There is a certain type of Australian, who within six weeks of landing on these shores and holing up in a grubby bedsit in Bethnal Green, affects an English accent and says nauseating things like, “Oh raahly”.
Most locals are shocked when they discover that the dreadfully plummy Matron Hewitt hails from the brown, unpleasant land.
Her sire was the legendary Cyrus Lenox Simson Hewitt, whom old Rex (Khemlani) Connor (seen here) had hand-picked to head the Department of Minerals and Energy in the Whitlam Gumment. In Jolly John Gorton’s day Hewitt was secretary of the PM’s Department.
Graham Freudenberg wrote in A Certain Grandeur (MacMillan 1977):
“In Hewitt Connor felt he had found a kindred spirit – both were strong nationalists, both loners, both impatient of the windy orthodoxies of ‘established channels’; both saw themselves as tough-minded negotiators, both authoritarian, both more easily able to inspire fear than affection, yet both had great charm in private; both were supremely confident in the ability of their applied intelligence to master any problem.”
Daughter Pat doesn’t appear to have inherited the great charm, but she sure knows a thing or two about the established channels.

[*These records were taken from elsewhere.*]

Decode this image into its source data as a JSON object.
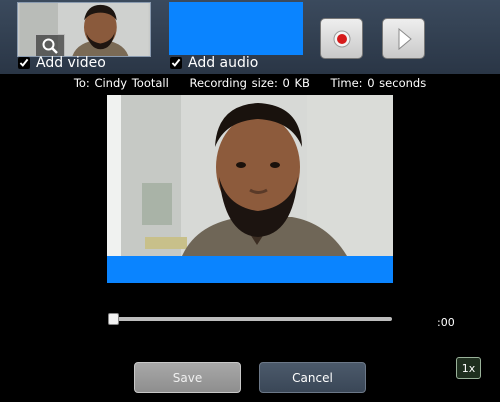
{
  "toolbar": {
    "add_video_label": "Add video",
    "add_audio_label": "Add audio",
    "add_video_checked": true,
    "add_audio_checked": true,
    "record_icon": "record-icon",
    "play_icon": "play-icon",
    "zoom_icon": "magnifier-icon"
  },
  "status": {
    "to": "To: Cindy Tootall",
    "size": "Recording size: 0 KB",
    "time": "Time: 0 seconds"
  },
  "player": {
    "time_label": ":00",
    "speed_label": "1x",
    "seek_progress": 0
  },
  "actions": {
    "save_label": "Save",
    "cancel_label": "Cancel"
  },
  "colors": {
    "accent_blue": "#0a84ff",
    "record_red": "#d61a1a",
    "topbar": "#334155"
  }
}
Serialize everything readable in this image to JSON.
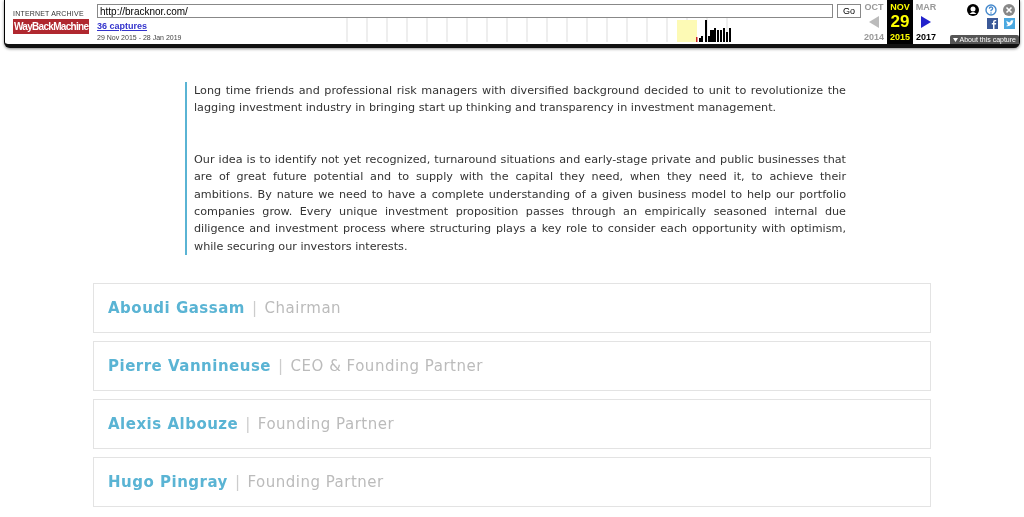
{
  "wayback": {
    "logo_top": "INTERNET ARCHIVE",
    "logo": "WayBackMachine",
    "url": "http://bracknor.com/",
    "go": "Go",
    "captures": "36 captures",
    "range": "29 Nov 2015 - 28 Jan 2019",
    "months": [
      {
        "month": "OCT",
        "year": "2014",
        "selected": false
      },
      {
        "month": "NOV",
        "day": "29",
        "year": "2015",
        "selected": true
      },
      {
        "month": "MAR",
        "year": "2017",
        "selected": false
      }
    ],
    "about": "About this capture"
  },
  "paragraphs": [
    "Long time friends and professional risk managers with diversified background decided to unit to revolutionize the lagging investment industry in bringing start up thinking and transparency in investment management.",
    "Our idea is to identify not yet recognized, turnaround situations and early-stage private and public businesses that are of great future potential and to supply with the capital they need, when they need it, to achieve their ambitions. By nature we need to have a complete understanding of a given business model to help our portfolio companies grow. Every unique investment proposition passes through an empirically seasoned internal due diligence and investment process where structuring plays a key role to consider each opportunity with optimism, while securing our investors interests."
  ],
  "team": [
    {
      "name": "Aboudi Gassam",
      "separator": "|",
      "role": "Chairman"
    },
    {
      "name": "Pierre Vannineuse",
      "separator": "|",
      "role": "CEO & Founding Partner"
    },
    {
      "name": "Alexis Albouze",
      "separator": "|",
      "role": "Founding Partner"
    },
    {
      "name": "Hugo Pingray",
      "separator": "|",
      "role": "Founding Partner"
    }
  ]
}
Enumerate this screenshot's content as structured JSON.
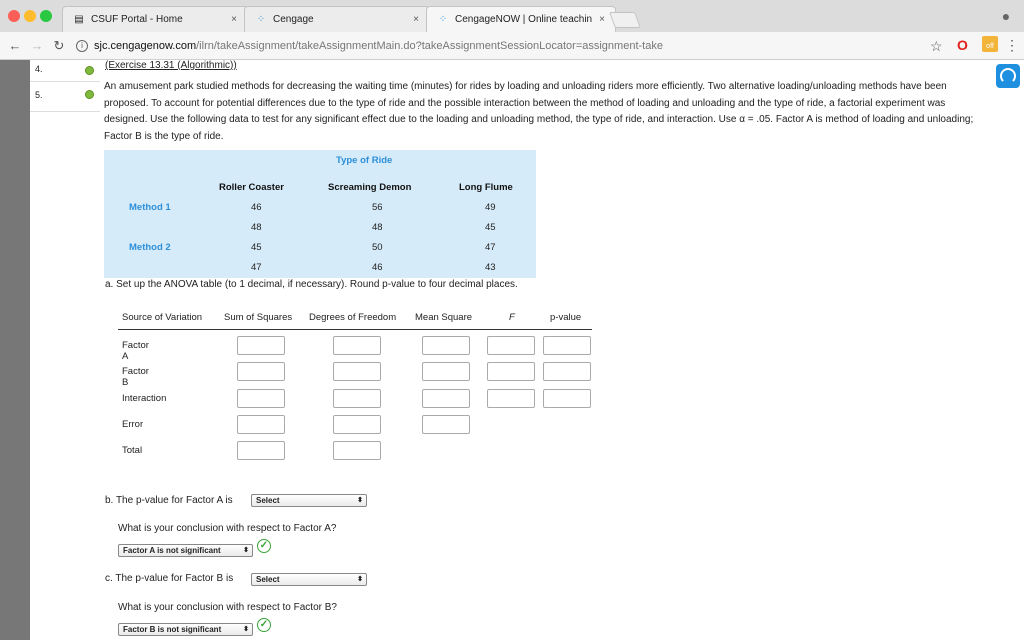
{
  "tabs": [
    {
      "title": "CSUF Portal - Home",
      "icon": "page-icon",
      "close": "×"
    },
    {
      "title": "Cengage",
      "icon": "cengage-icon",
      "close": "×"
    },
    {
      "title": "CengageNOW | Online teachin",
      "icon": "cengage-icon",
      "close": "×"
    }
  ],
  "browser": {
    "host": "sjc.cengagenow.com",
    "path": "/ilrn/takeAssignment/takeAssignmentMain.do?takeAssignmentSessionLocator=assignment-take",
    "info_glyph": "i",
    "ext_off_label": "off"
  },
  "questions": [
    {
      "number": "4."
    },
    {
      "number": "5."
    }
  ],
  "exercise_link": "(Exercise 13.31 (Algorithmic))",
  "problem": {
    "text": "An amusement park studied methods for decreasing the waiting time (minutes) for rides by loading and unloading riders more efficiently. Two alternative loading/unloading methods have been proposed. To account for potential differences due to the type of ride and the possible interaction between the method of loading and unloading and the type of ride, a factorial experiment was designed. Use the following data to test for any significant effect due to the loading and unloading method, the type of ride, and interaction. Use α = .05. Factor A is method of loading and unloading; Factor B is the type of ride."
  },
  "data_table": {
    "type_header": "Type of Ride",
    "columns": [
      "Roller Coaster",
      "Screaming Demon",
      "Long Flume"
    ],
    "method1_label": "Method 1",
    "method2_label": "Method 2",
    "rows": [
      [
        "46",
        "56",
        "49"
      ],
      [
        "48",
        "48",
        "45"
      ],
      [
        "45",
        "50",
        "47"
      ],
      [
        "47",
        "46",
        "43"
      ]
    ]
  },
  "part_a": "a. Set up the ANOVA table (to 1 decimal, if necessary). Round p-value to four decimal places.",
  "anova": {
    "headers": [
      "Source of Variation",
      "Sum of Squares",
      "Degrees of Freedom",
      "Mean Square",
      "F",
      "p-value"
    ],
    "sources": [
      "Factor A",
      "Factor B",
      "Interaction",
      "Error",
      "Total"
    ]
  },
  "part_b": {
    "question": "b. The p-value for Factor A is",
    "select": "Select",
    "conclusion_q": "What is your conclusion with respect to Factor A?",
    "conclusion": "Factor A is not significant"
  },
  "part_c": {
    "question": "c. The p-value for Factor B is",
    "select": "Select",
    "conclusion_q": "What is your conclusion with respect to Factor B?",
    "conclusion": "Factor B is not significant"
  },
  "colors": {
    "accent": "#2d8fd8",
    "table_bg": "#d6ebf9",
    "check": "#3aa23a"
  }
}
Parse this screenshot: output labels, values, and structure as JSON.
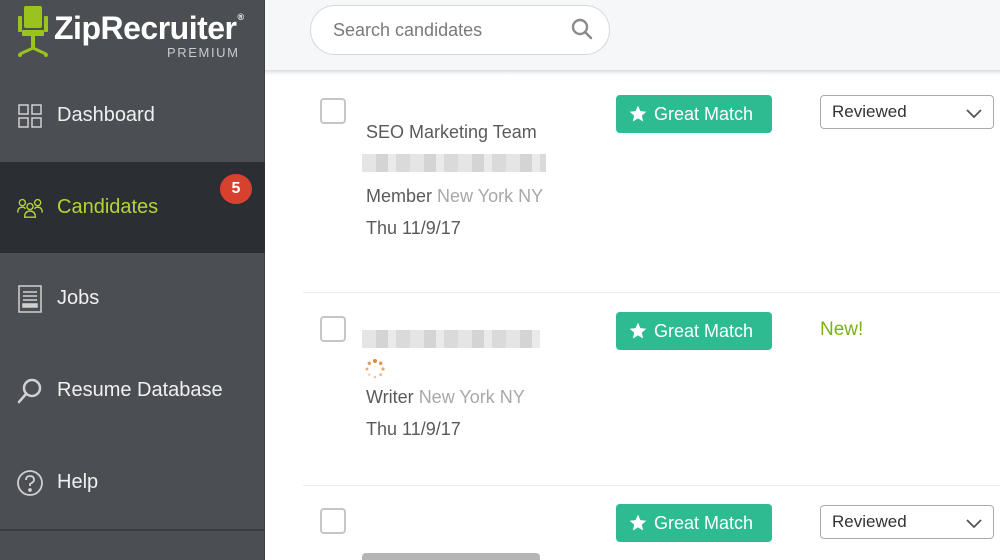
{
  "brand": {
    "name": "ZipRecruiter",
    "registered": "®",
    "tier": "PREMIUM",
    "accent_color": "#9ac31c"
  },
  "sidebar": {
    "items": [
      {
        "label": "Dashboard",
        "icon": "grid-icon",
        "active": false
      },
      {
        "label": "Candidates",
        "icon": "people-icon",
        "active": true,
        "badge": "5"
      },
      {
        "label": "Jobs",
        "icon": "document-icon",
        "active": false
      },
      {
        "label": "Resume Database",
        "icon": "search-icon",
        "active": false
      },
      {
        "label": "Help",
        "icon": "help-circle-icon",
        "active": false
      }
    ],
    "active_color": "#b5d334",
    "badge_color": "#d9412f"
  },
  "search": {
    "placeholder": "Search candidates",
    "value": ""
  },
  "candidates": [
    {
      "title": "SEO Marketing Team",
      "name_blurred": true,
      "role": "Member",
      "location": "New York NY",
      "date": "Thu 11/9/17",
      "match_label": "Great Match",
      "status": "Reviewed"
    },
    {
      "title": "",
      "name_blurred": true,
      "loading": true,
      "role": "Writer",
      "location": "New York NY",
      "date": "Thu 11/9/17",
      "match_label": "Great Match",
      "status_label": "New!"
    },
    {
      "title": "",
      "match_label": "Great Match",
      "status": "Reviewed"
    }
  ],
  "colors": {
    "match_button": "#2dbb92",
    "new_label": "#7ab317"
  }
}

She must revel in her role as a social engineer. If you look at her bibliography on Wikipedia you will see she shares much of the intellectual responsibility and credit for Britain’s Great Society.
There are a lot of learned treatises on “Know Your Rights”, but Pat even has time to put in her two-bob’s worth on such thorny issues as “Your Second Baby”.
Not only have the three been suspended from the Labour Party, but sadly none will be scoring their eagerly anticipated peerages.
They have been penalised for wanting to work.
* * *
Another man punished for going to work was Mr David Mooney. His house was stolen by Romanians.
Poor old Dave, from Southfields in Northampton, returned home to find the lights on, an unknown car in the drive and a couple of Euros emptying the house of his belongings.
Judge Richard Bray (pic) gave Mihai and Laura Dediu 12 month community orders and 100 hours community service.
The Daily Express, apoplectically reported that despite their wicked behaviour the Dedius were allowed to stay in Blighty AND claim child benefit.
The beak said Britain was in danger of returning to Dickensian times and added rather curiously:
“This is a bizarre case. I must be the most experienced person in this building for burglary and in 26 years I cannot remember a case where burglars have taken a young child with them to carry out a burglary. I really can’t.”
* * *
A Romanian invasion is nothing new.
I was thumbing through an old book called Innocent Merriment, which is a collection of light verse issued to Aussie armed servicemen in the Second World War.
There is a poem by Ogden Nash (snap) which our sainted editor would not dare print these days.
“How courteous is the Japanese;
He always says, ‘Excuse it, please’,
He climbs into his neighbour’s garden,
And smiles, and says, ‘I beg your pardon’;
He bows and grins a friendly grin,
And calls his hungry family in;
He grins, and bows a friendly bow;
‘So sorry, this my garden now’.”
* * *
Well there was a war on.